What to do -
Output the listing below, keeping each line exactly as it stands.

********************

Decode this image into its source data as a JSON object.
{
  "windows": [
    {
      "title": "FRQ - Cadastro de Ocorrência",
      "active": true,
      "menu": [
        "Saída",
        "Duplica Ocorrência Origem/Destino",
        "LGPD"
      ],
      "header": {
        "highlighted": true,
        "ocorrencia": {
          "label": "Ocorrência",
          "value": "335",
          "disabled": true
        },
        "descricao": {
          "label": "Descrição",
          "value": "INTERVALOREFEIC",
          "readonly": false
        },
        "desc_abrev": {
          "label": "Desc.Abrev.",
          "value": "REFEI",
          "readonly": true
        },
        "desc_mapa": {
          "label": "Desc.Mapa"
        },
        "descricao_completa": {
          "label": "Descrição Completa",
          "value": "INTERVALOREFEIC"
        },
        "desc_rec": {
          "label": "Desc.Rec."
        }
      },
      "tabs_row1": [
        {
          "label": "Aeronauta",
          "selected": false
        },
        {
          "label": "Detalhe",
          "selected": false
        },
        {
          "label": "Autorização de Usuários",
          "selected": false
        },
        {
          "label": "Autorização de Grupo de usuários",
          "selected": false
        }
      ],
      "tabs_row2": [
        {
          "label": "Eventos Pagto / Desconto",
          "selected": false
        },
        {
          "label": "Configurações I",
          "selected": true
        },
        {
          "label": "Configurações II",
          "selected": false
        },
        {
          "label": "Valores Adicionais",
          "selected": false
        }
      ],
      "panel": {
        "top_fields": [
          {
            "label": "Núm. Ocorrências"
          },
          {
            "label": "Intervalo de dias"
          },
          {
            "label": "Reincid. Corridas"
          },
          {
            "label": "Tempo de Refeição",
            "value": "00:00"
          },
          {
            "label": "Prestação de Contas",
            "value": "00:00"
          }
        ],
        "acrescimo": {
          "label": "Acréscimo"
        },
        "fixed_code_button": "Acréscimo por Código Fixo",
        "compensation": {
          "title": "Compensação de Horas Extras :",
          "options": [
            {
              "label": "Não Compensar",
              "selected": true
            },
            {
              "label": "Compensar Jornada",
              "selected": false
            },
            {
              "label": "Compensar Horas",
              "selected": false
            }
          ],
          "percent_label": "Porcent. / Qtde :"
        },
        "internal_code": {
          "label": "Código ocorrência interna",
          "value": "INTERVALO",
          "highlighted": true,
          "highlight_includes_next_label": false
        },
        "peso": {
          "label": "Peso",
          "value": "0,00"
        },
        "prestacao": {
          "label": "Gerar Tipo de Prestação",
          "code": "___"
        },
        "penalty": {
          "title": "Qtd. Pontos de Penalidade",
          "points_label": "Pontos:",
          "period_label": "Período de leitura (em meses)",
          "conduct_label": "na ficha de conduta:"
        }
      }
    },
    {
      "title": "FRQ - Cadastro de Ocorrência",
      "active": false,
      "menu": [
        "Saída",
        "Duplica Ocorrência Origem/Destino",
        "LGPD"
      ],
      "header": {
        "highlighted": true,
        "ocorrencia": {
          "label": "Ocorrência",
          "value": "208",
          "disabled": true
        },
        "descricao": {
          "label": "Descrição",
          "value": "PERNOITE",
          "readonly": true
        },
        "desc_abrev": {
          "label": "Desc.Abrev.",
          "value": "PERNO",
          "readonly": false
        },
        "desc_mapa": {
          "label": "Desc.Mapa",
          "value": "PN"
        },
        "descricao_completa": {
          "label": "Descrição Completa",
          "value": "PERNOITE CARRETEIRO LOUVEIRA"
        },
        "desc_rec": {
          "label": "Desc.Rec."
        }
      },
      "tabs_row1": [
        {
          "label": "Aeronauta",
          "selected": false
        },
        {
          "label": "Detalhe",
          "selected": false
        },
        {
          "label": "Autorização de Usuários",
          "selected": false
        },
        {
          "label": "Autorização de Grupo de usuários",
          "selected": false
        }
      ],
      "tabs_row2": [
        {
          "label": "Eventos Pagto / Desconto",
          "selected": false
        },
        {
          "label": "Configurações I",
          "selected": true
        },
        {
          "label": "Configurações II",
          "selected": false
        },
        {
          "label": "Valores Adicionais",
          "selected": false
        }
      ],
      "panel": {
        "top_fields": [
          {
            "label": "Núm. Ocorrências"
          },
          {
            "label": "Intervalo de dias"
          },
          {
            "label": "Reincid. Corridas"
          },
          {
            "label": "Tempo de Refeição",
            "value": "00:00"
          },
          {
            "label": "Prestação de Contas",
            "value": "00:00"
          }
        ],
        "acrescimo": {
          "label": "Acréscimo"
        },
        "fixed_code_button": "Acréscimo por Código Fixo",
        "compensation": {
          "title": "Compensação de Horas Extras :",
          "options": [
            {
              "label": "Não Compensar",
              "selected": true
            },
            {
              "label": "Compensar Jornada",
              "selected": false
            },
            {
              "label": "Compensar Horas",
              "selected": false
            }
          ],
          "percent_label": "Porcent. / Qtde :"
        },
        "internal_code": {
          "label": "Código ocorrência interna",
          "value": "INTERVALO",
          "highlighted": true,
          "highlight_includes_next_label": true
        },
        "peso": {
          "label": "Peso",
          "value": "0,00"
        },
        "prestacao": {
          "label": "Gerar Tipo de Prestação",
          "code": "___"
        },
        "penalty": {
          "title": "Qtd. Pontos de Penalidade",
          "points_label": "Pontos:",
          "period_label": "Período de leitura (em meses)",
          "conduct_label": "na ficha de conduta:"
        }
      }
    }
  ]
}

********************

Task output -
Decode this image into its source data as a JSON object.
{
  "windows": [
    {
      "title": "FRQ - Cadastro de Ocorrência",
      "active": true,
      "menu": [
        "Saída",
        "Duplica Ocorrência Origem/Destino",
        "LGPD"
      ],
      "header": {
        "highlighted": true,
        "ocorrencia": {
          "label": "Ocorrência",
          "value": "335",
          "disabled": true
        },
        "descricao": {
          "label": "Descrição",
          "value": "INTERVALOREFEIC",
          "readonly": false
        },
        "desc_abrev": {
          "label": "Desc.Abrev.",
          "value": "REFEI",
          "readonly": true
        },
        "desc_mapa": {
          "label": "Desc.Mapa"
        },
        "descricao_completa": {
          "label": "Descrição Completa",
          "value": "INTERVALOREFEIC"
        },
        "desc_rec": {
          "label": "Desc.Rec."
        }
      },
      "tabs_row1": [
        {
          "label": "Aeronauta",
          "selected": false
        },
        {
          "label": "Detalhe",
          "selected": false
        },
        {
          "label": "Autorização de Usuários",
          "selected": false
        },
        {
          "label": "Autorização de Grupo de usuários",
          "selected": false
        }
      ],
      "tabs_row2": [
        {
          "label": "Eventos Pagto / Desconto",
          "selected": false
        },
        {
          "label": "Configurações I",
          "selected": true
        },
        {
          "label": "Configurações II",
          "selected": false
        },
        {
          "label": "Valores Adicionais",
          "selected": false
        }
      ],
      "panel": {
        "top_fields": [
          {
            "label": "Núm. Ocorrências"
          },
          {
            "label": "Intervalo de dias"
          },
          {
            "label": "Reincid. Corridas"
          },
          {
            "label": "Tempo de Refeição",
            "value": "00:00"
          },
          {
            "label": "Prestação de Contas",
            "value": "00:00"
          }
        ],
        "acrescimo": {
          "label": "Acréscimo"
        },
        "fixed_code_button": "Acréscimo por Código Fixo",
        "compensation": {
          "title": "Compensação de Horas Extras :",
          "options": [
            {
              "label": "Não Compensar",
              "selected": true
            },
            {
              "label": "Compensar Jornada",
              "selected": false
            },
            {
              "label": "Compensar Horas",
              "selected": false
            }
          ],
          "percent_label": "Porcent. / Qtde :"
        },
        "internal_code": {
          "label": "Código ocorrência interna",
          "value": "INTERVALO",
          "highlighted": true,
          "highlight_includes_next_label": false
        },
        "peso": {
          "label": "Peso",
          "value": "0,00"
        },
        "prestacao": {
          "label": "Gerar Tipo de Prestação",
          "code": "___"
        },
        "penalty": {
          "title": "Qtd. Pontos de Penalidade",
          "points_label": "Pontos:",
          "period_label": "Período de leitura (em meses)",
          "conduct_label": "na ficha de conduta:"
        }
      }
    },
    {
      "title": "FRQ - Cadastro de Ocorrência",
      "active": false,
      "menu": [
        "Saída",
        "Duplica Ocorrência Origem/Destino",
        "LGPD"
      ],
      "header": {
        "highlighted": true,
        "ocorrencia": {
          "label": "Ocorrência",
          "value": "208",
          "disabled": true
        },
        "descricao": {
          "label": "Descrição",
          "value": "PERNOITE",
          "readonly": true
        },
        "desc_abrev": {
          "label": "Desc.Abrev.",
          "value": "PERNO",
          "readonly": false
        },
        "desc_mapa": {
          "label": "Desc.Mapa",
          "value": "PN"
        },
        "descricao_completa": {
          "label": "Descrição Completa",
          "value": "PERNOITE CARRETEIRO LOUVEIRA"
        },
        "desc_rec": {
          "label": "Desc.Rec."
        }
      },
      "tabs_row1": [
        {
          "label": "Aeronauta",
          "selected": false
        },
        {
          "label": "Detalhe",
          "selected": false
        },
        {
          "label": "Autorização de Usuários",
          "selected": false
        },
        {
          "label": "Autorização de Grupo de usuários",
          "selected": false
        }
      ],
      "tabs_row2": [
        {
          "label": "Eventos Pagto / Desconto",
          "selected": false
        },
        {
          "label": "Configurações I",
          "selected": true
        },
        {
          "label": "Configurações II",
          "selected": false
        },
        {
          "label": "Valores Adicionais",
          "selected": false
        }
      ],
      "panel": {
        "top_fields": [
          {
            "label": "Núm. Ocorrências"
          },
          {
            "label": "Intervalo de dias"
          },
          {
            "label": "Reincid. Corridas"
          },
          {
            "label": "Tempo de Refeição",
            "value": "00:00"
          },
          {
            "label": "Prestação de Contas",
            "value": "00:00"
          }
        ],
        "acrescimo": {
          "label": "Acréscimo"
        },
        "fixed_code_button": "Acréscimo por Código Fixo",
        "compensation": {
          "title": "Compensação de Horas Extras :",
          "options": [
            {
              "label": "Não Compensar",
              "selected": true
            },
            {
              "label": "Compensar Jornada",
              "selected": false
            },
            {
              "label": "Compensar Horas",
              "selected": false
            }
          ],
          "percent_label": "Porcent. / Qtde :"
        },
        "internal_code": {
          "label": "Código ocorrência interna",
          "value": "INTERVALO",
          "highlighted": true,
          "highlight_includes_next_label": true
        },
        "peso": {
          "label": "Peso",
          "value": "0,00"
        },
        "prestacao": {
          "label": "Gerar Tipo de Prestação",
          "code": "___"
        },
        "penalty": {
          "title": "Qtd. Pontos de Penalidade",
          "points_label": "Pontos:",
          "period_label": "Período de leitura (em meses)",
          "conduct_label": "na ficha de conduta:"
        }
      }
    }
  ]
}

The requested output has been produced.